Helping Your Teen with Anxiety
There is good news: if you have noticed these signs in your teen, treatment is easier the earlier anxiety is noticed. Anxiety is one of the most common disorders we see in treatment, and one of the simplest to treat!
Coming from a Cognitive Behaviour Therapy (CBT) treatment perspective, there will be several specific strategies used to help treat the above signs:
- Relaxation: Various methods of relaxing the body and mind will be introduced to calm the physical symptoms of anxiety.
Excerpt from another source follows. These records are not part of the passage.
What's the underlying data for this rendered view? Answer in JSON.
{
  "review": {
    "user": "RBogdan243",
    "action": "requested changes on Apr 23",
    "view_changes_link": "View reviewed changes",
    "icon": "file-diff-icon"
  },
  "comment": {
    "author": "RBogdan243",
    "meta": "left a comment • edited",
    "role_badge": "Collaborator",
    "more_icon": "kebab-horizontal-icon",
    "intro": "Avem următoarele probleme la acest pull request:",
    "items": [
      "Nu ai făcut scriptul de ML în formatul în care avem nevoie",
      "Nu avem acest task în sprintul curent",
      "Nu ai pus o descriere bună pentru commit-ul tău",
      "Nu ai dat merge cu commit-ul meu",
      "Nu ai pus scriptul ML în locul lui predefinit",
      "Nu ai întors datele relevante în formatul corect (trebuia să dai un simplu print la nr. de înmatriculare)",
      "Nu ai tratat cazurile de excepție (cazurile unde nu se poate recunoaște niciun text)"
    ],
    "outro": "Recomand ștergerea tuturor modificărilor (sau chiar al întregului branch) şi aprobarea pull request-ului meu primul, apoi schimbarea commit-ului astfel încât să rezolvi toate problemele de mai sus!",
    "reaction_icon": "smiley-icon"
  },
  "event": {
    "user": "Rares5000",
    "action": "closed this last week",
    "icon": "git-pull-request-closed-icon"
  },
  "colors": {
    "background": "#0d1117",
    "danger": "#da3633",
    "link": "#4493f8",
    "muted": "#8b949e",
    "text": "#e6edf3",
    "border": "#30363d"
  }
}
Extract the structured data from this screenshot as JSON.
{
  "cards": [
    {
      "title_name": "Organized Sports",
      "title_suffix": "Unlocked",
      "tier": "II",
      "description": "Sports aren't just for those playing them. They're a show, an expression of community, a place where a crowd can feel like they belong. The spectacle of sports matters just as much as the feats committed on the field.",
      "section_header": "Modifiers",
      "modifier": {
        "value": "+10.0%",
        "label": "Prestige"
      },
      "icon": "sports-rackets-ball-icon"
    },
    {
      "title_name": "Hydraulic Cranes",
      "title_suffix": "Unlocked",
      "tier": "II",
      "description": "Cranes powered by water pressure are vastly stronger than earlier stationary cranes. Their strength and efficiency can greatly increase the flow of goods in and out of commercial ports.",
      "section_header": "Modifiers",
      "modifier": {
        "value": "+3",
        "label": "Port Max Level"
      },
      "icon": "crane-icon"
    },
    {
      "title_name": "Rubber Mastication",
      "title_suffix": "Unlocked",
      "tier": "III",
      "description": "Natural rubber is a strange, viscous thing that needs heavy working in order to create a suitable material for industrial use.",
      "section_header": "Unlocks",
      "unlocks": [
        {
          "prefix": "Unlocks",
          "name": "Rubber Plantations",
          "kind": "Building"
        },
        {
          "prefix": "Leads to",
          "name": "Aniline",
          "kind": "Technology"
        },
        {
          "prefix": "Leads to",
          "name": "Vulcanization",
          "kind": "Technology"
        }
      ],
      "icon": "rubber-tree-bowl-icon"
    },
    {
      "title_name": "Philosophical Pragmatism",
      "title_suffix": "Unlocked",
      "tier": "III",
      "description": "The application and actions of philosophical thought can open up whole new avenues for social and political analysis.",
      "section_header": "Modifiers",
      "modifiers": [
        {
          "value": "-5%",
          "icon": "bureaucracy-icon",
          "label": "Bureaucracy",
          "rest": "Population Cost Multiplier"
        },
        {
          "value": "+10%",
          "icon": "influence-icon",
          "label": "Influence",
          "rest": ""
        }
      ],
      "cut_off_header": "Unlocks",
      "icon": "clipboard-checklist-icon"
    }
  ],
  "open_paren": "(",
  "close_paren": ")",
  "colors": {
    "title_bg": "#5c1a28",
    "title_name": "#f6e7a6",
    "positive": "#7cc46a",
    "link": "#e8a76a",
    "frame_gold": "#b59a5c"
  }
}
The body cannot be anxious and relaxed at the same time, so with practice, we will train the body to relax when it wants to tense up.
- Cognitive Restructuring: This is a technique to combat the “what ifs” and “I can’ts.” Cognitive restructuring will help your loved one to find more helpful “brave” thoughts which will help them cope in the face of anxiety, and re-train their brains to find more rational and realistic thoughts.
- Exposure: Exposure therapy is the age old practice of “facing your fears.” This is done in a controlled way, beginning with facing smaller fears your loved one feels capable of mastering. As steps are completed, self-confidence and mastery increase and anxiety decreases. Before they are aware, your loved one will be tackling fears they swore they would never face!
This is an introduction into the identification and treatment of anxiety in young people. In therapy, a thorough assessment of yours or your loved one’s anxiety will be conducted to identify what their unique fears are, as well as their physiological symptoms, thoughts and behaviours. The treatment plan will then be tailored to suit these, in close collaboration with the individual and those involved. As these skills will need to be consistently applied over time to ensure the anxiety does not return, you will in a sense be trained to treat anxiety yourself!
For further information on helping a loved one with anxiety, the book “Freeing your child from anxiety” by Tamar E. Chansky is an easy book to help guide you.
Author: Dr Rose Gillett, B Psych (Hons), D Psych (Clin), MAPS.
Rose Gillett is a clinical psychologist, working with children, adolescents, adults and couples. She is passionate about helping her clients achieve their goals, and has particular interest areas in attachment concerns in adults and young people, PTSD, and alcohol and drug addiction
To make an appointment with Clinical Psychologist Dr Rose Gillett, try Online Booking – Loganholme or call M1 Psychology (Loganholme) on (07) 3067 9129.
- Chansky, T. E. (2004). Freeing your child from anxiety. New York: Three Rivers Press.
- Rapee, R. M., Wignall, A., Hudson, J. L., & Schniering, C. A. (2000). Treating anxious children and adolescents. Oakland, CA: New Harbinger Publications, Inc.
- Rapee, R. M., Wignall, A., Spence, S. H., Cobham, V., & Lyneham, H. (2008). Helping your anxious child (2nd). Oakland, CA: New Harbinger Publications, Inc.